(Work required) All the data must be output exactly as given.

+++ Entries supplied +++

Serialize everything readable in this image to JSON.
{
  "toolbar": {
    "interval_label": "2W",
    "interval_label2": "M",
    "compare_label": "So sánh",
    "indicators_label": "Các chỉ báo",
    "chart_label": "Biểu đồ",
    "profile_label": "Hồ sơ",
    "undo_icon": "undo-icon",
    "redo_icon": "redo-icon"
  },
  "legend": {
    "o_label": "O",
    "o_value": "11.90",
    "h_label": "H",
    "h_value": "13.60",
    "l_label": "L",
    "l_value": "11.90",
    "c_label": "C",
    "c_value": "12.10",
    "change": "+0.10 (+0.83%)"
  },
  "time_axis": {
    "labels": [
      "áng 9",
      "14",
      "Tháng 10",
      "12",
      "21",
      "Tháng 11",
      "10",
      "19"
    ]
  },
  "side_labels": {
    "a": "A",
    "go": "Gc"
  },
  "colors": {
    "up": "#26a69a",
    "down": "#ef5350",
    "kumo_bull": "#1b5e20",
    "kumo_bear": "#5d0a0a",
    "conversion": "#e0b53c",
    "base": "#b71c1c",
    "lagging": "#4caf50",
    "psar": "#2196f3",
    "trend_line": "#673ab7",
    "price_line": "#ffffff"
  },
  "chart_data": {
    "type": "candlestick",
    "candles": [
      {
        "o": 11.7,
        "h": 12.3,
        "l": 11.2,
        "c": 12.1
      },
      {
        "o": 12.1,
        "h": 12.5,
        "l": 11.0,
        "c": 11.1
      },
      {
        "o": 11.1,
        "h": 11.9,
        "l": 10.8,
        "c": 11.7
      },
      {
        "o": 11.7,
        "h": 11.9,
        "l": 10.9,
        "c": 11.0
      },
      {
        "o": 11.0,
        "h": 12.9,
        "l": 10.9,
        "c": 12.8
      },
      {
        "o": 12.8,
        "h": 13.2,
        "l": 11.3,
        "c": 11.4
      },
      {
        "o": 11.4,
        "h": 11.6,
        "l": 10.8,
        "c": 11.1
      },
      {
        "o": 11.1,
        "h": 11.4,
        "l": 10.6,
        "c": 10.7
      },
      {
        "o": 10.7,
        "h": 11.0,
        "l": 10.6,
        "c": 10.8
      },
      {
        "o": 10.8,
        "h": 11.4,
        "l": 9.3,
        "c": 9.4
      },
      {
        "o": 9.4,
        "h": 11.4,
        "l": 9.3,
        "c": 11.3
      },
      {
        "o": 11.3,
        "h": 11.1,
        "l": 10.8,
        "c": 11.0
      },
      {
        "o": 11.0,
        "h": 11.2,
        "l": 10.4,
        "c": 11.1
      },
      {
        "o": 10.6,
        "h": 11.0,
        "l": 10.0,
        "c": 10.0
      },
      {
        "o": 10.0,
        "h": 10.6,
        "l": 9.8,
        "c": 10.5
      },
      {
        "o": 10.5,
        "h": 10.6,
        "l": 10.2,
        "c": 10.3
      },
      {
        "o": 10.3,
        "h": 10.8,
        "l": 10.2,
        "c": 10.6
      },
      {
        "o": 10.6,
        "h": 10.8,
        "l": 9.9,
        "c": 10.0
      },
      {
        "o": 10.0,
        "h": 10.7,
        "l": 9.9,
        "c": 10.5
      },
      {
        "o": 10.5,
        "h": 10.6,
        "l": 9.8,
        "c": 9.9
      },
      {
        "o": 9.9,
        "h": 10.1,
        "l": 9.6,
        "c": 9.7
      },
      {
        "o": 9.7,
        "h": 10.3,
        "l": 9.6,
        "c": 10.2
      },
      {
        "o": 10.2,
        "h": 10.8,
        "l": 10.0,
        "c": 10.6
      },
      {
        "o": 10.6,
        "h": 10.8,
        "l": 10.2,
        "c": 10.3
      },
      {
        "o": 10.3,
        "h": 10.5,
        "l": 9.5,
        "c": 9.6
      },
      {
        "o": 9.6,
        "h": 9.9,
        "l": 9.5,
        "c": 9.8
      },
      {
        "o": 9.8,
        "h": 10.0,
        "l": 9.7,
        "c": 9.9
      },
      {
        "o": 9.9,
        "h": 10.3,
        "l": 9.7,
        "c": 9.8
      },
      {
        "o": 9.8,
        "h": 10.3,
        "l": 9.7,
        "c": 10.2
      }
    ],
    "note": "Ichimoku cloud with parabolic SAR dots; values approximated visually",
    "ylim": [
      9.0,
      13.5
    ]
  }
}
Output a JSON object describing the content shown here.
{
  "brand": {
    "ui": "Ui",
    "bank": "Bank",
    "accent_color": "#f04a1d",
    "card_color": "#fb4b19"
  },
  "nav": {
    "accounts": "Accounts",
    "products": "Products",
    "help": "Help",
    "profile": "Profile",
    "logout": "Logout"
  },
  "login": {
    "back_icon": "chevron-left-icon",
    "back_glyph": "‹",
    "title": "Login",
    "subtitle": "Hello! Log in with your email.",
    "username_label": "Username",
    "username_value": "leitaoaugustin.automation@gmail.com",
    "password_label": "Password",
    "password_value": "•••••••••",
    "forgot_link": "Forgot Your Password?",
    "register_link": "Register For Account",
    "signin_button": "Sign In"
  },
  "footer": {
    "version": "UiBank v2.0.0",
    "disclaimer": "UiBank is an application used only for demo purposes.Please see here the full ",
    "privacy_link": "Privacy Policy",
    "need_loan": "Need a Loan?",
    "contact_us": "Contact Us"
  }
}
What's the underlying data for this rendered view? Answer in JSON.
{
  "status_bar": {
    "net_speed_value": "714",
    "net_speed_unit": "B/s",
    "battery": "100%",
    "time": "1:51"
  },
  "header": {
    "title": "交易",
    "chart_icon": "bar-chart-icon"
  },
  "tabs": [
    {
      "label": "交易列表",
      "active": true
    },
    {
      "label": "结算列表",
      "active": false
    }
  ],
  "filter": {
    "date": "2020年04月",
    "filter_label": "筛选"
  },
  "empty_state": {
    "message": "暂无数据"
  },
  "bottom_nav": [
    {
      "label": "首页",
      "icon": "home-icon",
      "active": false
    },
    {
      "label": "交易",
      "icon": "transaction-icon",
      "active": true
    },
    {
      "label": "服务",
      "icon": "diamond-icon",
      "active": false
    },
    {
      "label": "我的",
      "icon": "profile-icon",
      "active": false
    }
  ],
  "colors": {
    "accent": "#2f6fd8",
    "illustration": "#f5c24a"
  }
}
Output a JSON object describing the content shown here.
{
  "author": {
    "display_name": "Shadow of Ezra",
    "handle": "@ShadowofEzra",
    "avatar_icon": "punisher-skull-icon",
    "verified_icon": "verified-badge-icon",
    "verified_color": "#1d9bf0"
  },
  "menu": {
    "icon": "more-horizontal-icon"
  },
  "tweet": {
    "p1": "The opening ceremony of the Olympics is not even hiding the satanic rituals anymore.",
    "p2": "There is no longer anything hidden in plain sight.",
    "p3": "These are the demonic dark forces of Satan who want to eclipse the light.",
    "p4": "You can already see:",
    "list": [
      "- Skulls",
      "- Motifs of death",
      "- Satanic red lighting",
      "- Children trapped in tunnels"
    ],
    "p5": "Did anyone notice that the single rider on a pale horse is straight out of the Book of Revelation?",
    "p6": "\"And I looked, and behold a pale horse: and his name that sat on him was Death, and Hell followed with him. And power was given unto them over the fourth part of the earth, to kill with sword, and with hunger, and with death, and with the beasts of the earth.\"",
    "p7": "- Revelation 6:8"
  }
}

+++

(Solution for this exercise)
Serialize everything readable in this image to JSON.
{
  "toolbar": {
    "interval_label": "2W",
    "interval_label2": "M",
    "compare_label": "So sánh",
    "indicators_label": "Các chỉ báo",
    "chart_label": "Biểu đồ",
    "profile_label": "Hồ sơ",
    "undo_icon": "undo-icon",
    "redo_icon": "redo-icon"
  },
  "legend": {
    "o_label": "O",
    "o_value": "11.90",
    "h_label": "H",
    "h_value": "13.60",
    "l_label": "L",
    "l_value": "11.90",
    "c_label": "C",
    "c_value": "12.10",
    "change": "+0.10 (+0.83%)"
  },
  "time_axis": {
    "labels": [
      "áng 9",
      "14",
      "Tháng 10",
      "12",
      "21",
      "Tháng 11",
      "10",
      "19"
    ]
  },
  "side_labels": {
    "a": "A",
    "go": "Gc"
  },
  "colors": {
    "up": "#26a69a",
    "down": "#ef5350",
    "kumo_bull": "#1b5e20",
    "kumo_bear": "#5d0a0a",
    "conversion": "#e0b53c",
    "base": "#b71c1c",
    "lagging": "#4caf50",
    "psar": "#2196f3",
    "trend_line": "#673ab7",
    "price_line": "#ffffff"
  },
  "chart_data": {
    "type": "candlestick",
    "candles": [
      {
        "o": 11.7,
        "h": 12.3,
        "l": 11.2,
        "c": 12.1
      },
      {
        "o": 12.1,
        "h": 12.5,
        "l": 11.0,
        "c": 11.1
      },
      {
        "o": 11.1,
        "h": 11.9,
        "l": 10.8,
        "c": 11.7
      },
      {
        "o": 11.7,
        "h": 11.9,
        "l": 10.9,
        "c": 11.0
      },
      {
        "o": 11.0,
        "h": 12.9,
        "l": 10.9,
        "c": 12.8
      },
      {
        "o": 12.8,
        "h": 13.2,
        "l": 11.3,
        "c": 11.4
      },
      {
        "o": 11.4,
        "h": 11.6,
        "l": 10.8,
        "c": 11.1
      },
      {
        "o": 11.1,
        "h": 11.4,
        "l": 10.6,
        "c": 10.7
      },
      {
        "o": 10.7,
        "h": 11.0,
        "l": 10.6,
        "c": 10.8
      },
      {
        "o": 10.8,
        "h": 11.4,
        "l": 9.3,
        "c": 9.4
      },
      {
        "o": 9.4,
        "h": 11.4,
        "l": 9.3,
        "c": 11.3
      },
      {
        "o": 11.3,
        "h": 11.1,
        "l": 10.8,
        "c": 11.0
      },
      {
        "o": 11.0,
        "h": 11.2,
        "l": 10.4,
        "c": 11.1
      },
      {
        "o": 10.6,
        "h": 11.0,
        "l": 10.0,
        "c": 10.0
      },
      {
        "o": 10.0,
        "h": 10.6,
        "l": 9.8,
        "c": 10.5
      },
      {
        "o": 10.5,
        "h": 10.6,
        "l": 10.2,
        "c": 10.3
      },
      {
        "o": 10.3,
        "h": 10.8,
        "l": 10.2,
        "c": 10.6
      },
      {
        "o": 10.6,
        "h": 10.8,
        "l": 9.9,
        "c": 10.0
      },
      {
        "o": 10.0,
        "h": 10.7,
        "l": 9.9,
        "c": 10.5
      },
      {
        "o": 10.5,
        "h": 10.6,
        "l": 9.8,
        "c": 9.9
      },
      {
        "o": 9.9,
        "h": 10.1,
        "l": 9.6,
        "c": 9.7
      },
      {
        "o": 9.7,
        "h": 10.3,
        "l": 9.6,
        "c": 10.2
      },
      {
        "o": 10.2,
        "h": 10.8,
        "l": 10.0,
        "c": 10.6
      },
      {
        "o": 10.6,
        "h": 10.8,
        "l": 10.2,
        "c": 10.3
      },
      {
        "o": 10.3,
        "h": 10.5,
        "l": 9.5,
        "c": 9.6
      },
      {
        "o": 9.6,
        "h": 9.9,
        "l": 9.5,
        "c": 9.8
      },
      {
        "o": 9.8,
        "h": 10.0,
        "l": 9.7,
        "c": 9.9
      },
      {
        "o": 9.9,
        "h": 10.3,
        "l": 9.7,
        "c": 9.8
      },
      {
        "o": 9.8,
        "h": 10.3,
        "l": 9.7,
        "c": 10.2
      }
    ],
    "note": "Ichimoku cloud with parabolic SAR dots; values approximated visually",
    "ylim": [
      9.0,
      13.5
    ]
  }
}
Output a JSON object describing the content shown here.
{
  "brand": {
    "ui": "Ui",
    "bank": "Bank",
    "accent_color": "#f04a1d",
    "card_color": "#fb4b19"
  },
  "nav": {
    "accounts": "Accounts",
    "products": "Products",
    "help": "Help",
    "profile": "Profile",
    "logout": "Logout"
  },
  "login": {
    "back_icon": "chevron-left-icon",
    "back_glyph": "‹",
    "title": "Login",
    "subtitle": "Hello! Log in with your email.",
    "username_label": "Username",
    "username_value": "leitaoaugustin.automation@gmail.com",
    "password_label": "Password",
    "password_value": "•••••••••",
    "forgot_link": "Forgot Your Password?",
    "register_link": "Register For Account",
    "signin_button": "Sign In"
  },
  "footer": {
    "version": "UiBank v2.0.0",
    "disclaimer": "UiBank is an application used only for demo purposes.Please see here the full ",
    "privacy_link": "Privacy Policy",
    "need_loan": "Need a Loan?",
    "contact_us": "Contact Us"
  }
}
What's the underlying data for this rendered view? Answer in JSON.
{
  "status_bar": {
    "net_speed_value": "714",
    "net_speed_unit": "B/s",
    "battery": "100%",
    "time": "1:51"
  },
  "header": {
    "title": "交易",
    "chart_icon": "bar-chart-icon"
  },
  "tabs": [
    {
      "label": "交易列表",
      "active": true
    },
    {
      "label": "结算列表",
      "active": false
    }
  ],
  "filter": {
    "date": "2020年04月",
    "filter_label": "筛选"
  },
  "empty_state": {
    "message": "暂无数据"
  },
  "bottom_nav": [
    {
      "label": "首页",
      "icon": "home-icon",
      "active": false
    },
    {
      "label": "交易",
      "icon": "transaction-icon",
      "active": true
    },
    {
      "label": "服务",
      "icon": "diamond-icon",
      "active": false
    },
    {
      "label": "我的",
      "icon": "profile-icon",
      "active": false
    }
  ],
  "colors": {
    "accent": "#2f6fd8",
    "illustration": "#f5c24a"
  }
}
Output a JSON object describing the content shown here.
{
  "author": {
    "display_name": "Shadow of Ezra",
    "handle": "@ShadowofEzra",
    "avatar_icon": "punisher-skull-icon",
    "verified_icon": "verified-badge-icon",
    "verified_color": "#1d9bf0"
  },
  "menu": {
    "icon": "more-horizontal-icon"
  },
  "tweet": {
    "p1": "The opening ceremony of the Olympics is not even hiding the satanic rituals anymore.",
    "p2": "There is no longer anything hidden in plain sight.",
    "p3": "These are the demonic dark forces of Satan who want to eclipse the light.",
    "p4": "You can already see:",
    "list": [
      "- Skulls",
      "- Motifs of death",
      "- Satanic red lighting",
      "- Children trapped in tunnels"
    ],
    "p5": "Did anyone notice that the single rider on a pale horse is straight out of the Book of Revelation?",
    "p6": "\"And I looked, and behold a pale horse: and his name that sat on him was Death, and Hell followed with him. And power was given unto them over the fourth part of the earth, to kill with sword, and with hunger, and with death, and with the beasts of the earth.\"",
    "p7": "- Revelation 6:8"
  }
}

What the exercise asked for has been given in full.